- **Description of the task**
Please report how many lines in the data below contain "this". Nothing besides the number should be written.
┌─ Excerpted data
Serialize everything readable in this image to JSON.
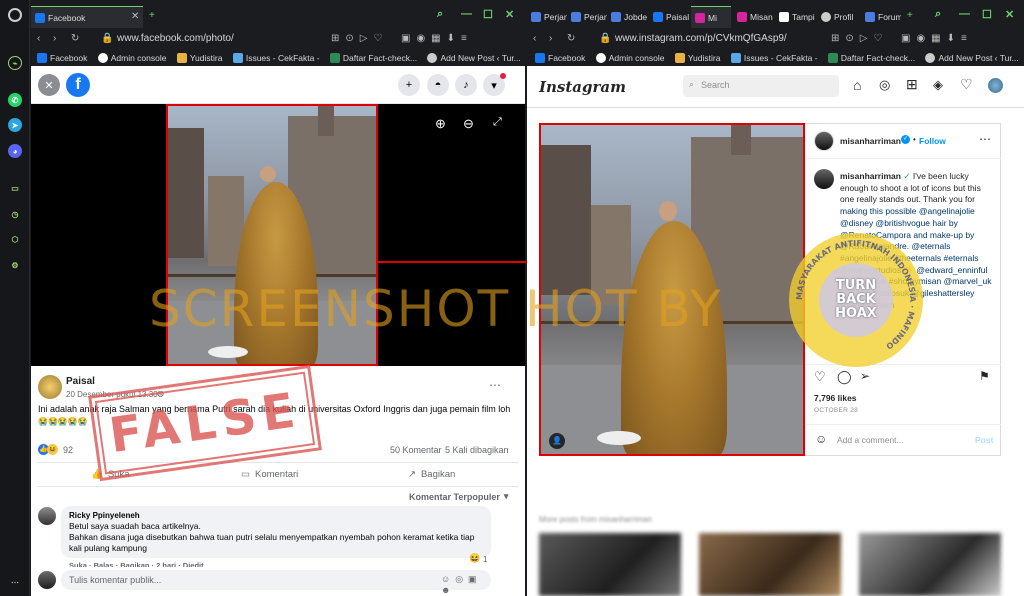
{
  "left_window": {
    "tab_title": "Facebook",
    "url": "www.facebook.com/photo/",
    "bookmarks": [
      "Facebook",
      "Admin console",
      "Yudistira",
      "Issues - CekFakta -",
      "Daftar Fact-check...",
      "Add New Post ‹ Tur..."
    ],
    "post": {
      "author": "Paisal",
      "date": "20 Desember pukul 13.30 ·",
      "caption": "Ini adalah anak raja Salman yang bernama Putri sarah dia kuliah di universitas Oxford Inggris dan juga pemain film loh",
      "emoji_line": "😭😭😭😭😭",
      "reaction_count": "92",
      "comment_count": "50 Komentar",
      "share_count": "5 Kali dibagikan",
      "like_label": "Suka",
      "comment_label": "Komentari",
      "share_label": "Bagikan",
      "sort_label": "Komentar Terpopuler"
    },
    "comment": {
      "author": "Ricky Ppinyeleneh",
      "line1": "Betul saya suadah baca artikelnya.",
      "line2": "Bahkan disana juga disebutkan bahwa tuan putri selalu menyempatkan nyembah pohon keramat ketika tiap kali pulang kampung",
      "reaction_count": "1",
      "meta": "Suka · Balas · Bagikan · 2 hari · Diedit"
    },
    "comment_input_placeholder": "Tulis komentar publik..."
  },
  "right_window": {
    "tabs": [
      "Perjan",
      "Perjan",
      "Jobde",
      "Paisal",
      "Mi",
      "Misan",
      "Tampi",
      "Profil",
      "Forum"
    ],
    "url": "www.instagram.com/p/CVkmQfGAsp9/",
    "bookmarks": [
      "Facebook",
      "Admin console",
      "Yudistira",
      "Issues - CekFakta -",
      "Daftar Fact-check...",
      "Add New Post ‹ Tur..."
    ],
    "logo": "Instagram",
    "search_placeholder": "Search",
    "username": "misanharriman",
    "follow_label": "Follow",
    "caption_lines": [
      "I've been lucky",
      "enough to shoot a lot of icons but this",
      "one really stands out. Thank you for",
      "making this possible @angelinajolie",
      "@disney @britishvogue hair by",
      "@RenatoCampora and make-up by",
      "@RaoulAlejandre. @eternals",
      "#angelinajolie #theeternals #eternals",
      "@marvelstudios ✨ @edward_enninful",
      "@ppgerdhai #shotbymisan @marvel_uk",
      "@disneystudiosuk @gileshattersley",
      "@jasonbolden"
    ],
    "likes": "7,796 likes",
    "post_date": "OCTOBER 28",
    "comment_placeholder": "Add a comment...",
    "post_label": "Post",
    "more_posts": "More posts from misanharriman"
  },
  "overlays": {
    "watermark": "SCREENSHOT BY",
    "false_stamp": "FALSE",
    "seal_center": [
      "TURN",
      "BACK",
      "HOAX"
    ],
    "seal_ring": "MASYARAKAT ANTIFITNAH INDONESIA · MAFINDO"
  },
  "colors": {
    "fb_blue": "#1877f2",
    "stamp_red": "#d9534f",
    "ig_blue": "#0095f6",
    "window_bg": "#1b1c20",
    "highlight_red": "#e00000"
  }
}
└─
- **Your response**
3